AIM OF THE TASK: Word for word, reproduce each line of the data below, omitting every image.

Records from a dataset
◇ ◇ ◇ ◇
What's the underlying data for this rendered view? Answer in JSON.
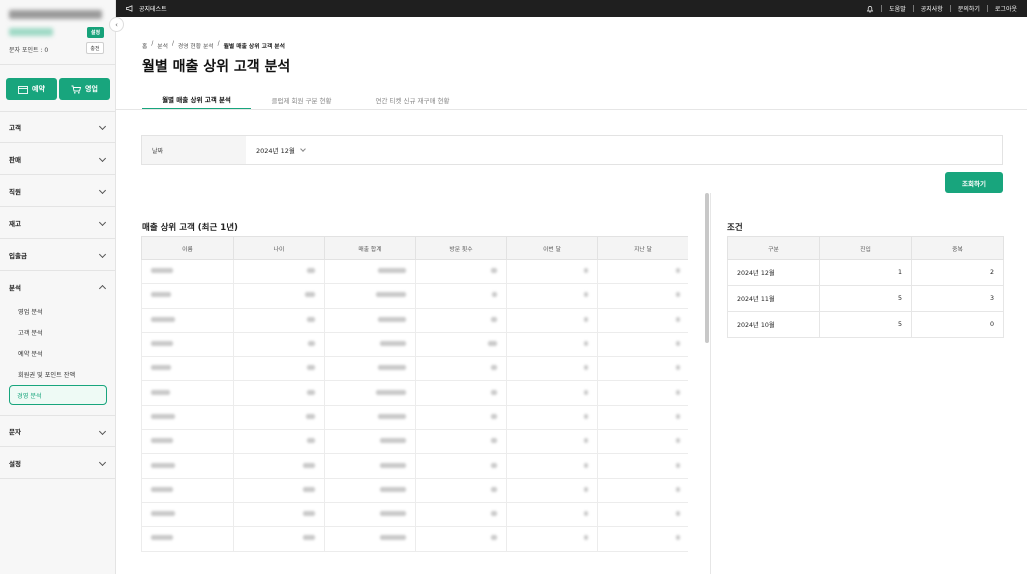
{
  "sidebar": {
    "settings_badge": "설정",
    "points_label": "문자 포인트 : 0",
    "charge_button": "충전",
    "reservation_button": "예약",
    "sales_button": "영업",
    "categories": [
      {
        "label": "고객"
      },
      {
        "label": "판매"
      },
      {
        "label": "직원"
      },
      {
        "label": "재고"
      },
      {
        "label": "입출금"
      },
      {
        "label": "분석"
      },
      {
        "label": "문자"
      },
      {
        "label": "설정"
      }
    ],
    "analysis_items": [
      "영업 분석",
      "고객 분석",
      "예약 분석",
      "회원권 및 포인트 잔액",
      "경영 분석"
    ],
    "accent_color": "#18a57d"
  },
  "topbar": {
    "notice": "공지테스트",
    "links": [
      "도움말",
      "공지사항",
      "문의하기",
      "로그아웃"
    ]
  },
  "breadcrumb": [
    "홈",
    "분석",
    "경영 현황 분석",
    "월별 매출 상위 고객 분석"
  ],
  "page_title": "월별 매출 상위 고객 분석",
  "tabs": [
    "월별 매출 상위 고객 분석",
    "클럽제 회원 구분 현황",
    "연간 티켓 신규 재구매 현황"
  ],
  "filter": {
    "label": "날짜",
    "value": "2024년 12월"
  },
  "search_button": "조회하기",
  "left_table": {
    "title": "매출 상위 고객 (최근 1년)",
    "columns": [
      "이름",
      "나이",
      "매출 합계",
      "방문 횟수",
      "이번 달",
      "지난 달"
    ]
  },
  "right_table": {
    "title": "조건",
    "columns": [
      "구분",
      "진입",
      "중복"
    ],
    "rows": [
      {
        "period": "2024년 12월",
        "entry": "1",
        "dup": "2"
      },
      {
        "period": "2024년 11월",
        "entry": "5",
        "dup": "3"
      },
      {
        "period": "2024년 10월",
        "entry": "5",
        "dup": "0"
      }
    ]
  }
}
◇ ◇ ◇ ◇
ANSWER BELOW:
What's the underlying data for this rendered view? Answer in JSON.
{
  "sidebar": {
    "settings_badge": "설정",
    "points_label": "문자 포인트 : 0",
    "charge_button": "충전",
    "reservation_button": "예약",
    "sales_button": "영업",
    "categories": [
      {
        "label": "고객"
      },
      {
        "label": "판매"
      },
      {
        "label": "직원"
      },
      {
        "label": "재고"
      },
      {
        "label": "입출금"
      },
      {
        "label": "분석"
      },
      {
        "label": "문자"
      },
      {
        "label": "설정"
      }
    ],
    "analysis_items": [
      "영업 분석",
      "고객 분석",
      "예약 분석",
      "회원권 및 포인트 잔액",
      "경영 분석"
    ],
    "accent_color": "#18a57d"
  },
  "topbar": {
    "notice": "공지테스트",
    "links": [
      "도움말",
      "공지사항",
      "문의하기",
      "로그아웃"
    ]
  },
  "breadcrumb": [
    "홈",
    "분석",
    "경영 현황 분석",
    "월별 매출 상위 고객 분석"
  ],
  "page_title": "월별 매출 상위 고객 분석",
  "tabs": [
    "월별 매출 상위 고객 분석",
    "클럽제 회원 구분 현황",
    "연간 티켓 신규 재구매 현황"
  ],
  "filter": {
    "label": "날짜",
    "value": "2024년 12월"
  },
  "search_button": "조회하기",
  "left_table": {
    "title": "매출 상위 고객 (최근 1년)",
    "columns": [
      "이름",
      "나이",
      "매출 합계",
      "방문 횟수",
      "이번 달",
      "지난 달"
    ]
  },
  "right_table": {
    "title": "조건",
    "columns": [
      "구분",
      "진입",
      "중복"
    ],
    "rows": [
      {
        "period": "2024년 12월",
        "entry": "1",
        "dup": "2"
      },
      {
        "period": "2024년 11월",
        "entry": "5",
        "dup": "3"
      },
      {
        "period": "2024년 10월",
        "entry": "5",
        "dup": "0"
      }
    ]
  }
}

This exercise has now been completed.